--- Data section ---
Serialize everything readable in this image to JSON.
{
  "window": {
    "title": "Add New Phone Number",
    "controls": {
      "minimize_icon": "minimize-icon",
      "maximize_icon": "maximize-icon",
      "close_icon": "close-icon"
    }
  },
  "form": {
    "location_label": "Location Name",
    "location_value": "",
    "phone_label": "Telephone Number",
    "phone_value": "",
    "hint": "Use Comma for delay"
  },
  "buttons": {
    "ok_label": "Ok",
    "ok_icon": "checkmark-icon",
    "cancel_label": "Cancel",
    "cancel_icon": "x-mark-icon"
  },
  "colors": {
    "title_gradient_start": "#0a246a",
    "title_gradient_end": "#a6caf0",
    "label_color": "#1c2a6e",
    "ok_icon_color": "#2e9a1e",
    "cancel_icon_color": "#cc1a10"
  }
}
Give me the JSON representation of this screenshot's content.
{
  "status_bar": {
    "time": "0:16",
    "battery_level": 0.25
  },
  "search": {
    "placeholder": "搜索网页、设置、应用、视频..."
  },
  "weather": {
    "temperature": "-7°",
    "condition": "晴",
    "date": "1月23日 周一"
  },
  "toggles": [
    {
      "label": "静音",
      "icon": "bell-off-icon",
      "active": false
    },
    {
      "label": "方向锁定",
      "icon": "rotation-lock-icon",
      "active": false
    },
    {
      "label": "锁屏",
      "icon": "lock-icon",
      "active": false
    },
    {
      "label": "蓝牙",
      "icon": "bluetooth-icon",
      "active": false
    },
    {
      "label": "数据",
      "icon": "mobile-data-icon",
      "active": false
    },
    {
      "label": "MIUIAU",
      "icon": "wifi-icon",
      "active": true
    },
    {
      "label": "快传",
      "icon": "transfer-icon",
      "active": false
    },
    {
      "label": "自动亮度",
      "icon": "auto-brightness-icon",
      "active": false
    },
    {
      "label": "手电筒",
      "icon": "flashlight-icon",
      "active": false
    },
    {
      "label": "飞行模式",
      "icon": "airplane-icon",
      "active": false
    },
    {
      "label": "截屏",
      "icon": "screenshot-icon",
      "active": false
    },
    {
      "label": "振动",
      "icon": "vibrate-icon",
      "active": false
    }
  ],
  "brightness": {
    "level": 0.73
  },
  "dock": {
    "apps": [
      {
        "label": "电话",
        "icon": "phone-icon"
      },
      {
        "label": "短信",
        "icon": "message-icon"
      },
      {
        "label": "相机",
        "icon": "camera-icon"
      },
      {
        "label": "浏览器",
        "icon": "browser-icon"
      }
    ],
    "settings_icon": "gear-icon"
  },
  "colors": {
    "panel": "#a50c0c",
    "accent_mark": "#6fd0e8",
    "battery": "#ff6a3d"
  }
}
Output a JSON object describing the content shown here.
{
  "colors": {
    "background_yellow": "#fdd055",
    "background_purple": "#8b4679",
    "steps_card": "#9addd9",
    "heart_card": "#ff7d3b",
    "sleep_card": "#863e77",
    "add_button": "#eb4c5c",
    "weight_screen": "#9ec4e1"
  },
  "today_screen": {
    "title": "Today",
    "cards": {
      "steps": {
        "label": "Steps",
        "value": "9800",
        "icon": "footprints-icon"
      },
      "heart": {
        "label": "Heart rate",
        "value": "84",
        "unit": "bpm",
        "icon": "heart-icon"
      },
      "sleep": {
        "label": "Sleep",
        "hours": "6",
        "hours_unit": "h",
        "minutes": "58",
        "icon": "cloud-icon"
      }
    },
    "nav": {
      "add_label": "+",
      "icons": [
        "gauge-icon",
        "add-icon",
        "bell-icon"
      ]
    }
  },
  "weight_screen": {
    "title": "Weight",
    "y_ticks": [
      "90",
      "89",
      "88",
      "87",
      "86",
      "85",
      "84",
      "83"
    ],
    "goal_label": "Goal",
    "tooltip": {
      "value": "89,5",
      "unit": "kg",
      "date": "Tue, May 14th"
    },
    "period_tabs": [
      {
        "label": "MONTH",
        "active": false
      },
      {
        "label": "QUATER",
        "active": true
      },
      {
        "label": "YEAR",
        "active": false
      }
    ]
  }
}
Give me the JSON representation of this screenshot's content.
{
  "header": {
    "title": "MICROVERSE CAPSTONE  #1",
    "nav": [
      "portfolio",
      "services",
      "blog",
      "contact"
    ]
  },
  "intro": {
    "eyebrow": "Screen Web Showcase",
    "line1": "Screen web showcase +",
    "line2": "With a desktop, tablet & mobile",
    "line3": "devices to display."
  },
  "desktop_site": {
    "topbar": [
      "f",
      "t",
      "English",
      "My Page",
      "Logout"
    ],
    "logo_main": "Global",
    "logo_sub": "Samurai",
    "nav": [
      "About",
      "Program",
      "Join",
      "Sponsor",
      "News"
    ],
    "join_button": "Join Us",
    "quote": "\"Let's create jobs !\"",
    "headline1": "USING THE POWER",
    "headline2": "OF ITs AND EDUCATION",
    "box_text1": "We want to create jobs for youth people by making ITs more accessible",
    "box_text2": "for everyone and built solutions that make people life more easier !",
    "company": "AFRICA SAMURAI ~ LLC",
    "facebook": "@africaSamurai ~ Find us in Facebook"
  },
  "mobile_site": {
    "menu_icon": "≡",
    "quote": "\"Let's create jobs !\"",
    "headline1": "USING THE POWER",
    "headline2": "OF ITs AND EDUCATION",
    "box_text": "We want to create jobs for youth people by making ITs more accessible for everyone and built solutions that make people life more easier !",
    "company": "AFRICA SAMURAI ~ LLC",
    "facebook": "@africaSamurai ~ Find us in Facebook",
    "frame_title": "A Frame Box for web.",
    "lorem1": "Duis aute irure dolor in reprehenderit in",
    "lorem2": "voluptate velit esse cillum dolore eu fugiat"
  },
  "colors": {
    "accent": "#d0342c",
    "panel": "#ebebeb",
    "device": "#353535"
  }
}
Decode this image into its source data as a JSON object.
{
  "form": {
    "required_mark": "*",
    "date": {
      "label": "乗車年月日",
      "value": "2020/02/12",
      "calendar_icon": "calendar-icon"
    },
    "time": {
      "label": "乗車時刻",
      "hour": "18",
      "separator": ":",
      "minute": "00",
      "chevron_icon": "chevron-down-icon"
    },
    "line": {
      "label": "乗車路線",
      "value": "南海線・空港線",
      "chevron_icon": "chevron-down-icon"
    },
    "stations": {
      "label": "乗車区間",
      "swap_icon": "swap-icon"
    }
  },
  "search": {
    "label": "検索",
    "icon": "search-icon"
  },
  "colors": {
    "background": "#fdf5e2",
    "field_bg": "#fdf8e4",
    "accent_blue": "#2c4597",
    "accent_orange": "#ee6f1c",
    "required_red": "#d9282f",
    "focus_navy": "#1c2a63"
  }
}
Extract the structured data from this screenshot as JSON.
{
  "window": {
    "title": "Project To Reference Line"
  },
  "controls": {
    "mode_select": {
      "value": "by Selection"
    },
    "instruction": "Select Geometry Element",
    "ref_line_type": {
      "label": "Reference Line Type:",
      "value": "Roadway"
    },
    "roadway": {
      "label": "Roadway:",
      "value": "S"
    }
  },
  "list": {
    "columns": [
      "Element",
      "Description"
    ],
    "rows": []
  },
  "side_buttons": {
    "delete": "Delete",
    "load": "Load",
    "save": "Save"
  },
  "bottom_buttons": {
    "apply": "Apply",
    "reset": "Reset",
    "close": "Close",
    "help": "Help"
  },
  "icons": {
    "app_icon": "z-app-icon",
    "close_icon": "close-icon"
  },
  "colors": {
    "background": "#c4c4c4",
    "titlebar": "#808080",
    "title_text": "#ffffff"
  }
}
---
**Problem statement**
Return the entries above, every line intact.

**Result**
Serialize everything readable in this image to JSON.
{
  "window": {
    "title": "Add New Phone Number",
    "controls": {
      "minimize_icon": "minimize-icon",
      "maximize_icon": "maximize-icon",
      "close_icon": "close-icon"
    }
  },
  "form": {
    "location_label": "Location Name",
    "location_value": "",
    "phone_label": "Telephone Number",
    "phone_value": "",
    "hint": "Use Comma for delay"
  },
  "buttons": {
    "ok_label": "Ok",
    "ok_icon": "checkmark-icon",
    "cancel_label": "Cancel",
    "cancel_icon": "x-mark-icon"
  },
  "colors": {
    "title_gradient_start": "#0a246a",
    "title_gradient_end": "#a6caf0",
    "label_color": "#1c2a6e",
    "ok_icon_color": "#2e9a1e",
    "cancel_icon_color": "#cc1a10"
  }
}
Give me the JSON representation of this screenshot's content.
{
  "status_bar": {
    "time": "0:16",
    "battery_level": 0.25
  },
  "search": {
    "placeholder": "搜索网页、设置、应用、视频..."
  },
  "weather": {
    "temperature": "-7°",
    "condition": "晴",
    "date": "1月23日 周一"
  },
  "toggles": [
    {
      "label": "静音",
      "icon": "bell-off-icon",
      "active": false
    },
    {
      "label": "方向锁定",
      "icon": "rotation-lock-icon",
      "active": false
    },
    {
      "label": "锁屏",
      "icon": "lock-icon",
      "active": false
    },
    {
      "label": "蓝牙",
      "icon": "bluetooth-icon",
      "active": false
    },
    {
      "label": "数据",
      "icon": "mobile-data-icon",
      "active": false
    },
    {
      "label": "MIUIAU",
      "icon": "wifi-icon",
      "active": true
    },
    {
      "label": "快传",
      "icon": "transfer-icon",
      "active": false
    },
    {
      "label": "自动亮度",
      "icon": "auto-brightness-icon",
      "active": false
    },
    {
      "label": "手电筒",
      "icon": "flashlight-icon",
      "active": false
    },
    {
      "label": "飞行模式",
      "icon": "airplane-icon",
      "active": false
    },
    {
      "label": "截屏",
      "icon": "screenshot-icon",
      "active": false
    },
    {
      "label": "振动",
      "icon": "vibrate-icon",
      "active": false
    }
  ],
  "brightness": {
    "level": 0.73
  },
  "dock": {
    "apps": [
      {
        "label": "电话",
        "icon": "phone-icon"
      },
      {
        "label": "短信",
        "icon": "message-icon"
      },
      {
        "label": "相机",
        "icon": "camera-icon"
      },
      {
        "label": "浏览器",
        "icon": "browser-icon"
      }
    ],
    "settings_icon": "gear-icon"
  },
  "colors": {
    "panel": "#a50c0c",
    "accent_mark": "#6fd0e8",
    "battery": "#ff6a3d"
  }
}
Output a JSON object describing the content shown here.
{
  "colors": {
    "background_yellow": "#fdd055",
    "background_purple": "#8b4679",
    "steps_card": "#9addd9",
    "heart_card": "#ff7d3b",
    "sleep_card": "#863e77",
    "add_button": "#eb4c5c",
    "weight_screen": "#9ec4e1"
  },
  "today_screen": {
    "title": "Today",
    "cards": {
      "steps": {
        "label": "Steps",
        "value": "9800",
        "icon": "footprints-icon"
      },
      "heart": {
        "label": "Heart rate",
        "value": "84",
        "unit": "bpm",
        "icon": "heart-icon"
      },
      "sleep": {
        "label": "Sleep",
        "hours": "6",
        "hours_unit": "h",
        "minutes": "58",
        "icon": "cloud-icon"
      }
    },
    "nav": {
      "add_label": "+",
      "icons": [
        "gauge-icon",
        "add-icon",
        "bell-icon"
      ]
    }
  },
  "weight_screen": {
    "title": "Weight",
    "y_ticks": [
      "90",
      "89",
      "88",
      "87",
      "86",
      "85",
      "84",
      "83"
    ],
    "goal_label": "Goal",
    "tooltip": {
      "value": "89,5",
      "unit": "kg",
      "date": "Tue, May 14th"
    },
    "period_tabs": [
      {
        "label": "MONTH",
        "active": false
      },
      {
        "label": "QUATER",
        "active": true
      },
      {
        "label": "YEAR",
        "active": false
      }
    ]
  }
}
Give me the JSON representation of this screenshot's content.
{
  "header": {
    "title": "MICROVERSE CAPSTONE  #1",
    "nav": [
      "portfolio",
      "services",
      "blog",
      "contact"
    ]
  },
  "intro": {
    "eyebrow": "Screen Web Showcase",
    "line1": "Screen web showcase +",
    "line2": "With a desktop, tablet & mobile",
    "line3": "devices to display."
  },
  "desktop_site": {
    "topbar": [
      "f",
      "t",
      "English",
      "My Page",
      "Logout"
    ],
    "logo_main": "Global",
    "logo_sub": "Samurai",
    "nav": [
      "About",
      "Program",
      "Join",
      "Sponsor",
      "News"
    ],
    "join_button": "Join Us",
    "quote": "\"Let's create jobs !\"",
    "headline1": "USING THE POWER",
    "headline2": "OF ITs AND EDUCATION",
    "box_text1": "We want to create jobs for youth people by making ITs more accessible",
    "box_text2": "for everyone and built solutions that make people life more easier !",
    "company": "AFRICA SAMURAI ~ LLC",
    "facebook": "@africaSamurai ~ Find us in Facebook"
  },
  "mobile_site": {
    "menu_icon": "≡",
    "quote": "\"Let's create jobs !\"",
    "headline1": "USING THE POWER",
    "headline2": "OF ITs AND EDUCATION",
    "box_text": "We want to create jobs for youth people by making ITs more accessible for everyone and built solutions that make people life more easier !",
    "company": "AFRICA SAMURAI ~ LLC",
    "facebook": "@africaSamurai ~ Find us in Facebook",
    "frame_title": "A Frame Box for web.",
    "lorem1": "Duis aute irure dolor in reprehenderit in",
    "lorem2": "voluptate velit esse cillum dolore eu fugiat"
  },
  "colors": {
    "accent": "#d0342c",
    "panel": "#ebebeb",
    "device": "#353535"
  }
}
Decode this image into its source data as a JSON object.
{
  "form": {
    "required_mark": "*",
    "date": {
      "label": "乗車年月日",
      "value": "2020/02/12",
      "calendar_icon": "calendar-icon"
    },
    "time": {
      "label": "乗車時刻",
      "hour": "18",
      "separator": ":",
      "minute": "00",
      "chevron_icon": "chevron-down-icon"
    },
    "line": {
      "label": "乗車路線",
      "value": "南海線・空港線",
      "chevron_icon": "chevron-down-icon"
    },
    "stations": {
      "label": "乗車区間",
      "swap_icon": "swap-icon"
    }
  },
  "search": {
    "label": "検索",
    "icon": "search-icon"
  },
  "colors": {
    "background": "#fdf5e2",
    "field_bg": "#fdf8e4",
    "accent_blue": "#2c4597",
    "accent_orange": "#ee6f1c",
    "required_red": "#d9282f",
    "focus_navy": "#1c2a63"
  }
}
Extract the structured data from this screenshot as JSON.
{
  "window": {
    "title": "Project To Reference Line"
  },
  "controls": {
    "mode_select": {
      "value": "by Selection"
    },
    "instruction": "Select Geometry Element",
    "ref_line_type": {
      "label": "Reference Line Type:",
      "value": "Roadway"
    },
    "roadway": {
      "label": "Roadway:",
      "value": "S"
    }
  },
  "list": {
    "columns": [
      "Element",
      "Description"
    ],
    "rows": []
  },
  "side_buttons": {
    "delete": "Delete",
    "load": "Load",
    "save": "Save"
  },
  "bottom_buttons": {
    "apply": "Apply",
    "reset": "Reset",
    "close": "Close",
    "help": "Help"
  },
  "icons": {
    "app_icon": "z-app-icon",
    "close_icon": "close-icon"
  },
  "colors": {
    "background": "#c4c4c4",
    "titlebar": "#808080",
    "title_text": "#ffffff"
  }
}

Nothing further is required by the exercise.